Arthur Fiedler conducting the Boson Pops
http://www.youtube.com/watch?v=08rghxefwDA - amateur group, but only 1 repetition, by Musik Siesta, a young Japanese group
http://www.youtube.com/watch?v=qNs_vzs5HMk- nice mandolin and guitar version
Lugano's junior mandolin orchestra (Ticino, Switzerland) conducted by Nicola Bühler, arranged by Mauro Pacchin
9 Chapter 16
“Richard Strauss’ Thus Spake Zarathustra, the piece that was used for the opening of the move 2001: A Space Odyssey”
The beginning gives me chills no matter how many times I hear it. You have to turn the volume up a bit at first, but not for long.

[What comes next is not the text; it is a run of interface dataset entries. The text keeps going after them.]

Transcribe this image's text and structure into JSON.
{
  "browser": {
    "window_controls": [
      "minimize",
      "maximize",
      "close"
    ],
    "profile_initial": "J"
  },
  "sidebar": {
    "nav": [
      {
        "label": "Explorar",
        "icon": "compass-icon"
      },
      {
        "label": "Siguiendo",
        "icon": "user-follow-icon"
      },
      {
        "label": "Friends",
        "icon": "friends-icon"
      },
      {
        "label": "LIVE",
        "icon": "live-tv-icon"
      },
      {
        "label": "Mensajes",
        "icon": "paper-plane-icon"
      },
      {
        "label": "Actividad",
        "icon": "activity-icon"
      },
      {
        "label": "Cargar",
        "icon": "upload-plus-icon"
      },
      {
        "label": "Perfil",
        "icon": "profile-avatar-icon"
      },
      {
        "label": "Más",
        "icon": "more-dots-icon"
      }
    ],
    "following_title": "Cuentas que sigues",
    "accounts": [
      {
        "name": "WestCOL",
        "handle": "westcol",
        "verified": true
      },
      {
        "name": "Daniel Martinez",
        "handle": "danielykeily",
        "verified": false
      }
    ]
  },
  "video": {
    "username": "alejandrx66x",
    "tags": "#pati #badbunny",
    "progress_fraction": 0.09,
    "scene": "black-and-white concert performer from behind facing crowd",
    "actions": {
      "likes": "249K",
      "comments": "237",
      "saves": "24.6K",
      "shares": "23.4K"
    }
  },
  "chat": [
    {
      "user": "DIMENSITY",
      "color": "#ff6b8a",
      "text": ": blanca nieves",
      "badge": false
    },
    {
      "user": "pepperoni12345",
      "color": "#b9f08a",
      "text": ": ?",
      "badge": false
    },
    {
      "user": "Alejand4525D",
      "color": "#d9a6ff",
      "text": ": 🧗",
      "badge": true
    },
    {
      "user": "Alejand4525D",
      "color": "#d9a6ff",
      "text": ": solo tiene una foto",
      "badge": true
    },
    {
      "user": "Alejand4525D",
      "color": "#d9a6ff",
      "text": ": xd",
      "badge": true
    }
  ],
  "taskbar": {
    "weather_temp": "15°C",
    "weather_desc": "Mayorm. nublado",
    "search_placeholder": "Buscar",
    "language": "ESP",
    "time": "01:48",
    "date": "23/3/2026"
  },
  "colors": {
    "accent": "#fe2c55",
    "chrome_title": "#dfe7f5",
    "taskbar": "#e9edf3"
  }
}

Symphonieorchester des Bayerischen Rundfunks, conducted by Mariss Jansons
10 Chapter 17
“a popular melody stuck in my head. Not that popular, actually, but very catchy. And very stuck. The Chicken Dance. Now, how did that get there?”
I can’t resist posting this hilarious version, from the Lawrence Welk Show, performed on accordion, which is so appropriate. Be careful, you might end up like Cressa with this ear worm implanted.
11 Chapter 19
“The theme from Jaws kept rhythm with my wildly thumping heart.”
I’ve tried to avoid links with ads, but this one is the composer himself, John Williams, conducting the Boston Pops, and you can skip the ad fairly quickly.
12 Chapter 23
“The Song of the Volga Boatmen,” the version I had played in grade school, the one we always sang “Yo Ho Heave Ho” to, thrummed with the waves of pain in my head.
The famous Russian Army Chorus, Leonid Kharitonov as soloist. This is in Russian, with shots of the Volga River. If you click the little “cc” at the bottom right of the screen, you can get the English subtitles.
13 Chapter 43
“The ethereal part of Rossini’s “William Tell Overture,” the part with flutes and trills”
This link also has an ad, but another short one. The very beginning might tell you why I think cello is the most beautiful sounding instrument. The part I refer to is at 5:20. The part you’re probably familiar with is at 7:48. Hi ho, Silver! Away!
Gioachino Rossini conducting the Neponset Valley Philharmonic Orchestra
Music Notes Background by Vera Kratochvil